With teachers being laid off as a result of the recession and vast budget deficits, how do schools decide which teachers will go? As seen in the New York Times, in New York City, outdated rules put in place by teachers unions and their friends in local government mean that new teachers will be the immediate casualties of lay-offs. In contrast, longer-tenured teachers protected by seniority will be safe. The elimination of a substantial crop of young, skilled teachers will could help undo efforts to raise accountability, competition, and innovation in NYC public schools, while protecting the interests of unions.

This isn’t to say that new teachers are uniformly more skilled or more deserving of security than teachers who have been around for twenty-plus years. But maybe it is time we overhauled the status quo governing teacher performance and retention.

This phenomenon is hardly unique to New York. A disturbing report in the Los Angeles Times reveals how incredibly unreliable current standards are for evaluating performance and reward. Though these standards vary from city to city, no matter where you look, teachers unions have a vested interest in accruing benefits and solidifying their political pull, not in progress.

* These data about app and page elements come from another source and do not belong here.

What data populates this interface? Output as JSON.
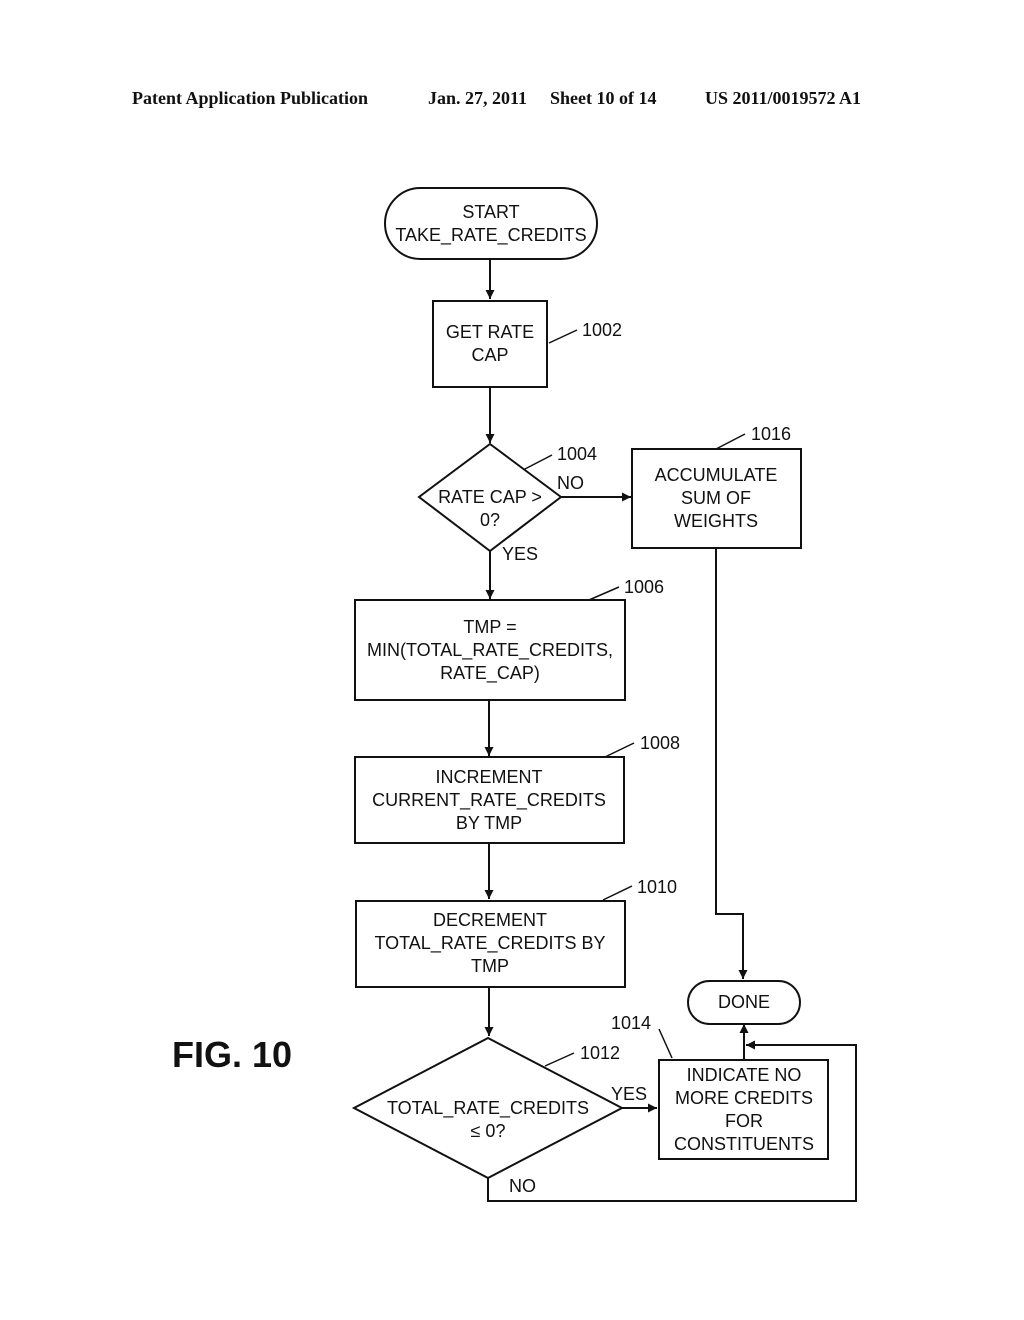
{
  "header": {
    "publication": "Patent Application Publication",
    "date": "Jan. 27, 2011",
    "sheet": "Sheet 10 of 14",
    "number": "US 2011/0019572 A1"
  },
  "figure": {
    "label": "FIG. 10"
  },
  "nodes": {
    "start": {
      "lines": [
        "START",
        "TAKE_RATE_CREDITS"
      ]
    },
    "n1002": {
      "ref": "1002",
      "lines": [
        "GET RATE",
        "CAP"
      ]
    },
    "n1004": {
      "ref": "1004",
      "lines": [
        "RATE CAP >",
        "0?"
      ],
      "yes_label": "YES",
      "no_label": "NO"
    },
    "n1006": {
      "ref": "1006",
      "lines": [
        "TMP =",
        "MIN(TOTAL_RATE_CREDITS,",
        "RATE_CAP)"
      ]
    },
    "n1008": {
      "ref": "1008",
      "lines": [
        "INCREMENT",
        "CURRENT_RATE_CREDITS",
        "BY TMP"
      ]
    },
    "n1010": {
      "ref": "1010",
      "lines": [
        "DECREMENT",
        "TOTAL_RATE_CREDITS BY",
        "TMP"
      ]
    },
    "n1012": {
      "ref": "1012",
      "lines": [
        "TOTAL_RATE_CREDITS",
        "≤ 0?"
      ],
      "yes_label": "YES",
      "no_label": "NO"
    },
    "n1014": {
      "ref": "1014",
      "lines": [
        "INDICATE NO",
        "MORE CREDITS",
        "FOR",
        "CONSTITUENTS"
      ]
    },
    "n1016": {
      "ref": "1016",
      "lines": [
        "ACCUMULATE",
        "SUM OF",
        "WEIGHTS"
      ]
    },
    "done": {
      "lines": [
        "DONE"
      ]
    }
  }
}
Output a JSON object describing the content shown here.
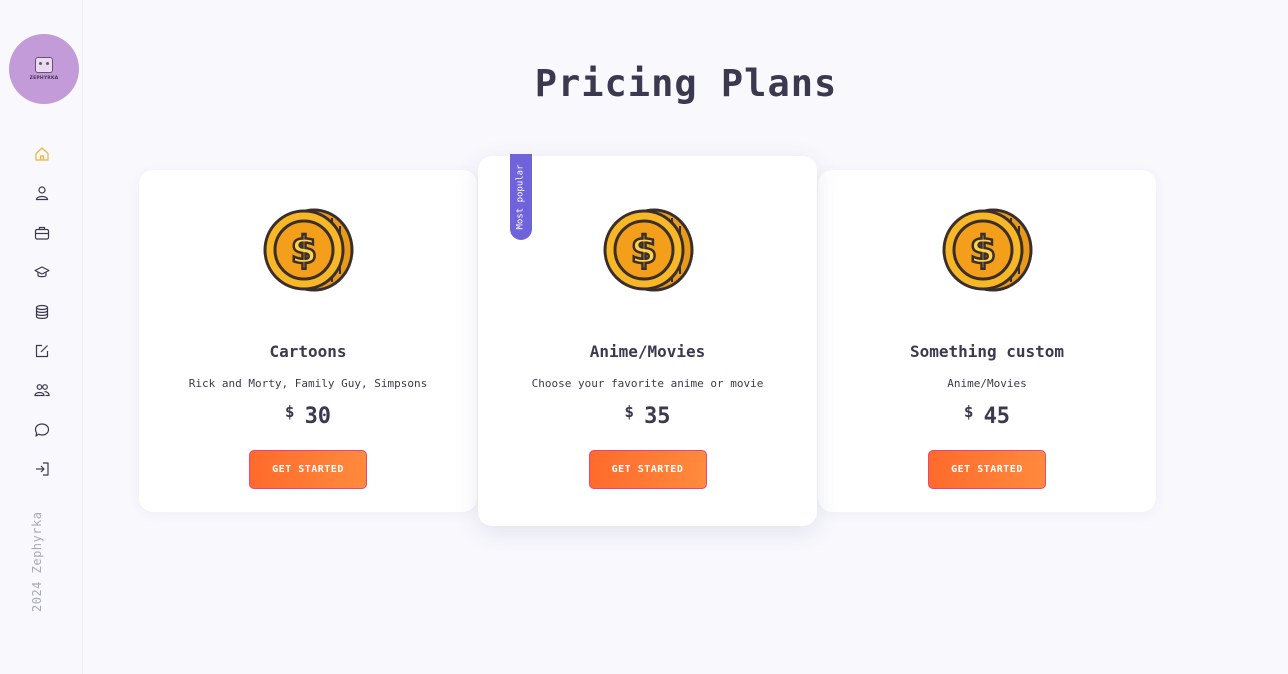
{
  "sidebar": {
    "logo_text": "ZEPHYRKA",
    "footer": "2024 Zephyrka",
    "items": [
      {
        "icon": "home-icon",
        "active": true
      },
      {
        "icon": "user-icon",
        "active": false
      },
      {
        "icon": "briefcase-icon",
        "active": false
      },
      {
        "icon": "graduation-cap-icon",
        "active": false
      },
      {
        "icon": "database-icon",
        "active": false
      },
      {
        "icon": "edit-icon",
        "active": false
      },
      {
        "icon": "users-icon",
        "active": false
      },
      {
        "icon": "chat-icon",
        "active": false
      },
      {
        "icon": "sign-in-icon",
        "active": false
      }
    ]
  },
  "colors": {
    "accent_active": "#f5b335",
    "icon_default": "#3b3950",
    "button_start": "#ff6a2b",
    "button_end": "#ff8a3d",
    "badge": "#6f63dc"
  },
  "page": {
    "title": "Pricing Plans"
  },
  "plans": [
    {
      "name": "Cartoons",
      "description": "Rick and Morty, Family Guy, Simpsons",
      "currency": "$",
      "price": "30",
      "button_label": "GET STARTED"
    },
    {
      "name": "Anime/Movies",
      "description": "Choose your favorite anime or movie",
      "currency": "$",
      "price": "35",
      "button_label": "GET STARTED",
      "badge": "Most popular"
    },
    {
      "name": "Something custom",
      "description": "Anime/Movies",
      "currency": "$",
      "price": "45",
      "button_label": "GET STARTED"
    }
  ]
}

There is legitimate concern, however, for what should constitute new standards of evaluating tenure. As noted by the New York Times, “Limited data on teacher effectiveness in New York City suggests that a purely performance-based system would not favor younger teachers.” There is no fool-proof plan for improving the standards of teacher retention and job security. However, such decisions should not be based primarily on seniority. Assertive efforts, such as those backed by Governor Schwarzenegger in California, must be taken to combat union efforts to eliminate competition and impede progress.